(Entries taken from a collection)
##########
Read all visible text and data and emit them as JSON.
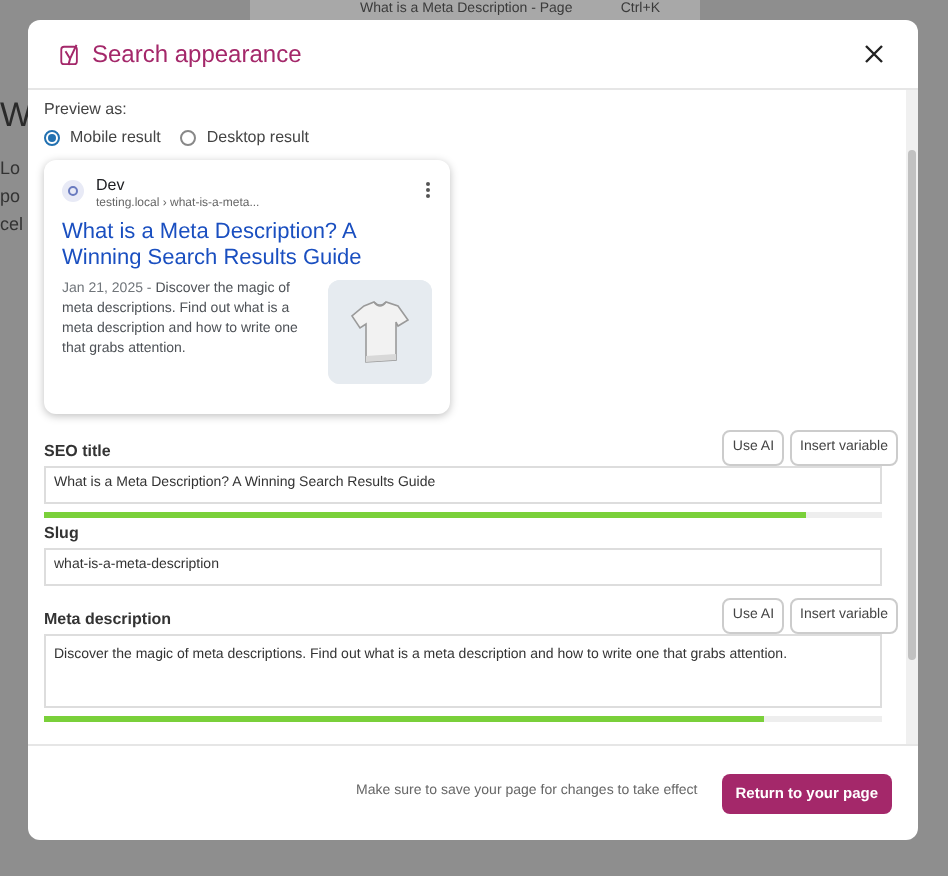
{
  "background": {
    "document_bar": {
      "title": "What is a Meta Description - Page",
      "shortcut": "Ctrl+K"
    },
    "heading": "W",
    "text_lines": [
      "Lo",
      "po",
      "cel"
    ]
  },
  "modal": {
    "title": "Search appearance",
    "preview": {
      "label": "Preview as:",
      "options": [
        {
          "label": "Mobile result",
          "selected": true
        },
        {
          "label": "Desktop result",
          "selected": false
        }
      ],
      "card": {
        "site": "Dev",
        "url": "testing.local › what-is-a-meta...",
        "title": "What is a Meta Description? A Winning Search Results Guide",
        "date": "Jan 21, 2025",
        "separator": "-",
        "description": "Discover the magic of meta descriptions. Find out what is a meta description and how to write one that grabs attention."
      }
    },
    "fields": [
      {
        "kind": "input",
        "label": "SEO title",
        "buttons": [
          "Use AI",
          "Insert variable"
        ],
        "value": "What is a Meta Description? A Winning Search Results Guide",
        "level": 0.91
      },
      {
        "kind": "input",
        "label": "Slug",
        "value": "what-is-a-meta-description"
      },
      {
        "kind": "textarea",
        "label": "Meta description",
        "buttons": [
          "Use AI",
          "Insert variable"
        ],
        "value": "Discover the magic of meta descriptions. Find out what is a meta description and how to write one that grabs attention.",
        "level": 0.86
      }
    ],
    "footer": {
      "note": "Make sure to save your page for changes to take effect",
      "button": "Return to your page"
    }
  }
}
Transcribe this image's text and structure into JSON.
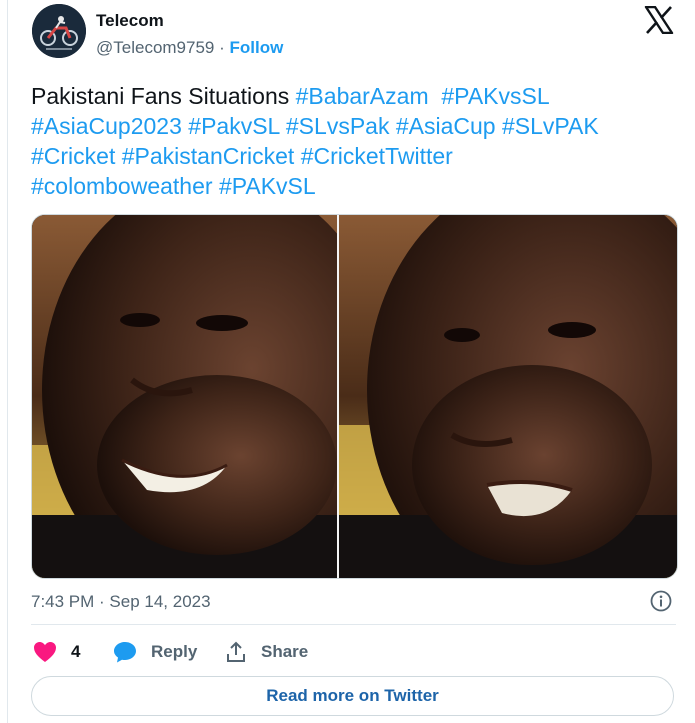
{
  "author": {
    "name": "Telecom",
    "handle": "@Telecom9759",
    "separator": " · ",
    "follow_label": "Follow"
  },
  "tweet": {
    "text_plain": "Pakistani Fans Situations",
    "hashtags": [
      "#BabarAzam",
      "#PAKvsSL",
      "#AsiaCup2023",
      "#PakvSL",
      "#SLvsPak",
      "#AsiaCup",
      "#SLvPAK",
      "#Cricket",
      "#PakistanCricket",
      "#CricketTwitter",
      "#colomboweather",
      "#PAKvSL"
    ]
  },
  "media": {
    "description_icons": [
      "left-face-smiling",
      "right-face-disappointed"
    ]
  },
  "meta": {
    "timestamp": "7:43 PM · Sep 14, 2023"
  },
  "actions": {
    "like_count": "4",
    "reply_label": "Reply",
    "share_label": "Share"
  },
  "read_more_label": "Read more on Twitter",
  "colors": {
    "link": "#1d9bf0",
    "heart": "#f91880",
    "reply_bubble": "#1d9bf0",
    "muted": "#536471"
  },
  "icons": [
    "x-logo-icon",
    "info-icon",
    "heart-icon",
    "reply-bubble-icon",
    "share-icon"
  ]
}
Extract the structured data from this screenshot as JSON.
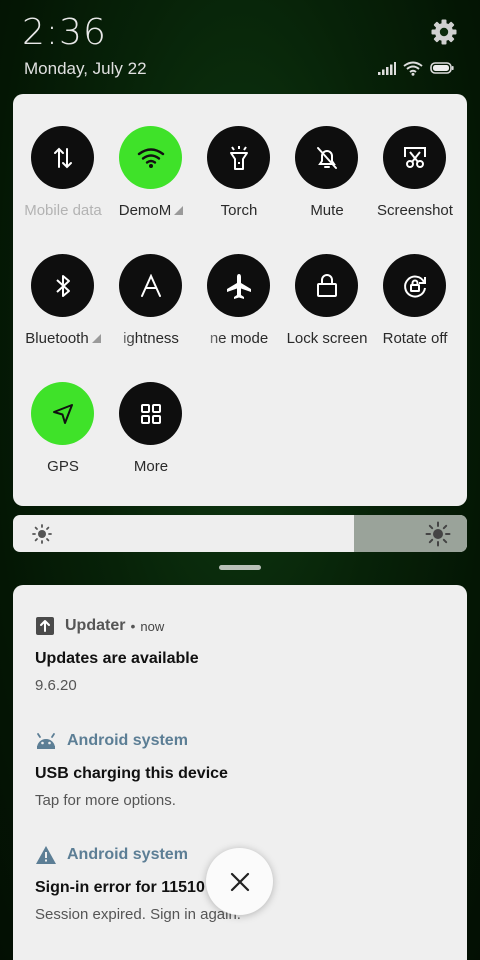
{
  "status": {
    "time": "2:36",
    "date": "Monday, July 22"
  },
  "quick_tiles": [
    {
      "label": "Mobile data",
      "icon": "mobile-data-icon",
      "active": false,
      "dim": true
    },
    {
      "label": "DemoM",
      "icon": "wifi-icon",
      "active": true,
      "dim": false,
      "expand": true
    },
    {
      "label": "Torch",
      "icon": "torch-icon",
      "active": false,
      "dim": false
    },
    {
      "label": "Mute",
      "icon": "mute-bell-icon",
      "active": false,
      "dim": false
    },
    {
      "label": "Screenshot",
      "icon": "screenshot-icon",
      "active": false,
      "dim": false
    },
    {
      "label": "Bluetooth",
      "icon": "bluetooth-icon",
      "active": false,
      "dim": false,
      "expand": true
    },
    {
      "label": "ightness",
      "icon": "auto-brightness-icon",
      "active": false,
      "dim": false
    },
    {
      "label": "ne mode",
      "icon": "airplane-icon",
      "active": false,
      "dim": false
    },
    {
      "label": "Lock screen",
      "icon": "lock-icon",
      "active": false,
      "dim": false
    },
    {
      "label": "Rotate off",
      "icon": "rotate-lock-icon",
      "active": false,
      "dim": false
    },
    {
      "label": "GPS",
      "icon": "gps-icon",
      "active": true,
      "dim": false
    },
    {
      "label": "More",
      "icon": "grid-icon",
      "active": false,
      "dim": false
    }
  ],
  "brightness": {
    "level": 0.75
  },
  "notifications": [
    {
      "app": "Updater",
      "time": "now",
      "icon": "updater-arrow-icon",
      "title": "Updates are available",
      "text": "9.6.20"
    },
    {
      "app": "Android system",
      "time": "",
      "icon": "android-icon",
      "title": "USB charging this device",
      "text": "Tap for more options."
    },
    {
      "app": "Android system",
      "time": "",
      "icon": "warning-icon",
      "title": "Sign-in error for 11510",
      "text": "Session expired. Sign in again."
    }
  ],
  "colors": {
    "accent_on": "#3fe229",
    "tile_off": "#0e0e0e",
    "app_blue": "#5c7e95"
  }
}
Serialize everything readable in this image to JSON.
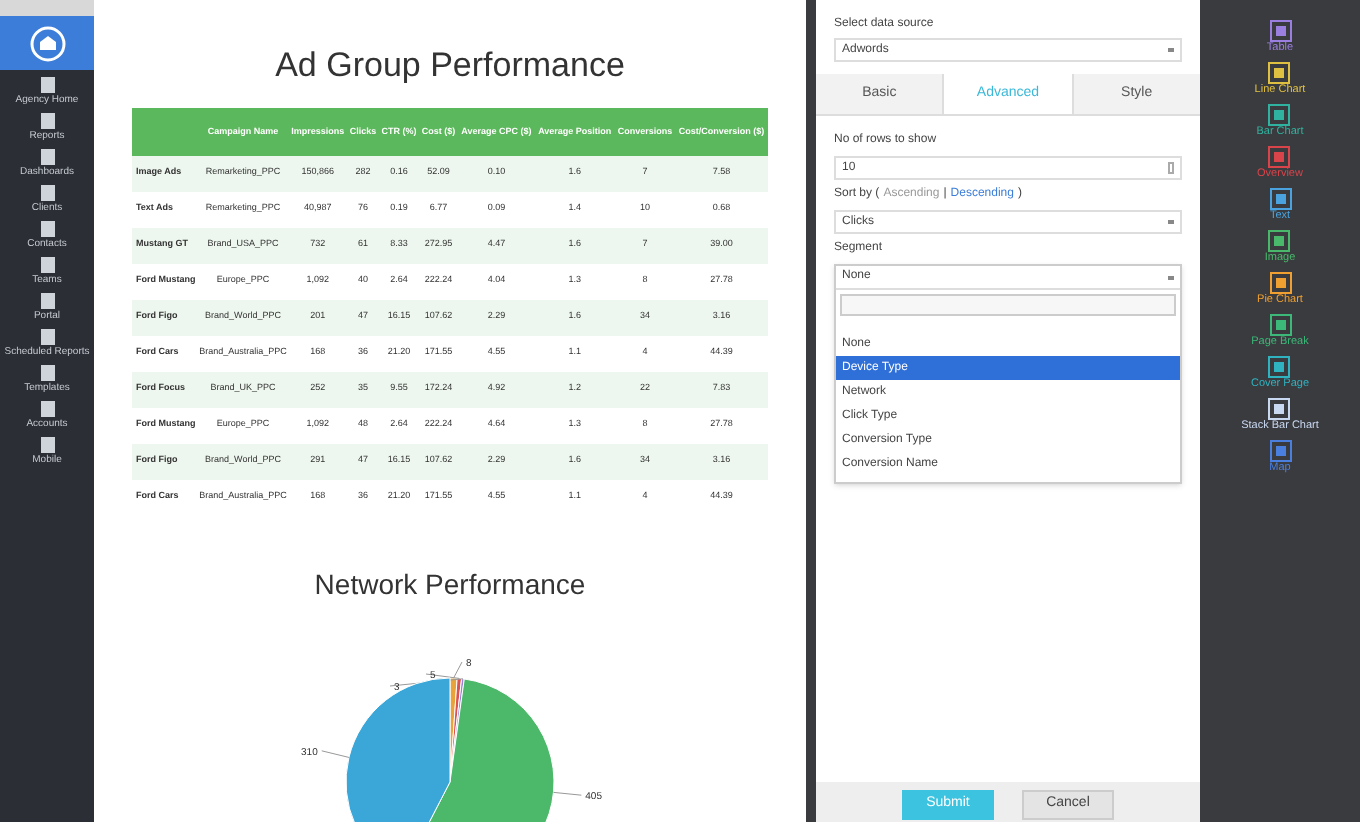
{
  "sidebar": {
    "items": [
      {
        "label": "Agency Home"
      },
      {
        "label": "Reports"
      },
      {
        "label": "Dashboards"
      },
      {
        "label": "Clients"
      },
      {
        "label": "Contacts"
      },
      {
        "label": "Teams"
      },
      {
        "label": "Portal"
      },
      {
        "label": "Scheduled Reports"
      },
      {
        "label": "Templates"
      },
      {
        "label": "Accounts"
      },
      {
        "label": "Mobile"
      }
    ]
  },
  "report": {
    "title": "Ad Group Performance",
    "table": {
      "columns": [
        "",
        "Campaign Name",
        "Impressions",
        "Clicks",
        "CTR (%)",
        "Cost ($)",
        "Average CPC ($)",
        "Average Position",
        "Conversions",
        "Cost/Conversion ($)"
      ],
      "rows": [
        [
          "Image Ads",
          "Remarketing_PPC",
          "150,866",
          "282",
          "0.16",
          "52.09",
          "0.10",
          "1.6",
          "7",
          "7.58"
        ],
        [
          "Text Ads",
          "Remarketing_PPC",
          "40,987",
          "76",
          "0.19",
          "6.77",
          "0.09",
          "1.4",
          "10",
          "0.68"
        ],
        [
          "Mustang GT",
          "Brand_USA_PPC",
          "732",
          "61",
          "8.33",
          "272.95",
          "4.47",
          "1.6",
          "7",
          "39.00"
        ],
        [
          "Ford Mustang",
          "Europe_PPC",
          "1,092",
          "40",
          "2.64",
          "222.24",
          "4.04",
          "1.3",
          "8",
          "27.78"
        ],
        [
          "Ford Figo",
          "Brand_World_PPC",
          "201",
          "47",
          "16.15",
          "107.62",
          "2.29",
          "1.6",
          "34",
          "3.16"
        ],
        [
          "Ford Cars",
          "Brand_Australia_PPC",
          "168",
          "36",
          "21.20",
          "171.55",
          "4.55",
          "1.1",
          "4",
          "44.39"
        ],
        [
          "Ford Focus",
          "Brand_UK_PPC",
          "252",
          "35",
          "9.55",
          "172.24",
          "4.92",
          "1.2",
          "22",
          "7.83"
        ],
        [
          "Ford Mustang",
          "Europe_PPC",
          "1,092",
          "48",
          "2.64",
          "222.24",
          "4.64",
          "1.3",
          "8",
          "27.78"
        ],
        [
          "Ford Figo",
          "Brand_World_PPC",
          "291",
          "47",
          "16.15",
          "107.62",
          "2.29",
          "1.6",
          "34",
          "3.16"
        ],
        [
          "Ford Cars",
          "Brand_Australia_PPC",
          "168",
          "36",
          "21.20",
          "171.55",
          "4.55",
          "1.1",
          "4",
          "44.39"
        ]
      ]
    },
    "chart_data": {
      "type": "pie",
      "title": "Network Performance",
      "values": [
        405,
        310,
        8,
        5,
        3
      ],
      "data_labels": true
    }
  },
  "panel": {
    "data_source_label": "Select data source",
    "data_source": "Adwords",
    "tabs": [
      {
        "label": "Basic",
        "selected": false
      },
      {
        "label": "Advanced",
        "selected": true
      },
      {
        "label": "Style",
        "selected": false
      }
    ],
    "rows_label": "No of rows to show",
    "rows_value": "10",
    "sort_label": "Sort by (",
    "sort_options": [
      {
        "label": "Ascending",
        "selected": false
      },
      {
        "label": "Descending",
        "selected": true
      }
    ],
    "sort_sep": "|",
    "sort_end": ")",
    "sort_value": "Clicks",
    "segment_label": "Segment",
    "segment_value": "None",
    "segment_options": [
      {
        "label": "None",
        "selected": false
      },
      {
        "label": "Device Type",
        "selected": true
      },
      {
        "label": "Network",
        "selected": false
      },
      {
        "label": "Click Type",
        "selected": false
      },
      {
        "label": "Conversion Type",
        "selected": false
      },
      {
        "label": "Conversion Name",
        "selected": false
      }
    ],
    "buttons": [
      "Submit",
      "Cancel"
    ]
  },
  "widgets": [
    {
      "label": "Table",
      "color": "#9b7fe0"
    },
    {
      "label": "Line Chart",
      "color": "#e0c040"
    },
    {
      "label": "Bar Chart",
      "color": "#2fb3a0"
    },
    {
      "label": "Overview",
      "color": "#d9434a"
    },
    {
      "label": "Text",
      "color": "#4aa3df"
    },
    {
      "label": "Image",
      "color": "#49b86a"
    },
    {
      "label": "Pie Chart",
      "color": "#f0a030"
    },
    {
      "label": "Page Break",
      "color": "#3cb878"
    },
    {
      "label": "Cover Page",
      "color": "#2fb3c0"
    },
    {
      "label": "Stack Bar Chart",
      "color": "#c8d8f0"
    },
    {
      "label": "Map",
      "color": "#4a7fe0"
    }
  ]
}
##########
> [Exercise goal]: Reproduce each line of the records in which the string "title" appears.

> [Your solution]:
      "title": "What is a Meta Description - Page",
    "title": "Search appearance",
        "title": "What is a Meta Description? A Winning Search Results Guide",
        "label": "SEO title",
      "title": "Updates are available",
      "title": "USB charging this device",
      "title": "Sign-in error for 11510",
    "title": "Ad Group Performance",
      "title": "Network Performance",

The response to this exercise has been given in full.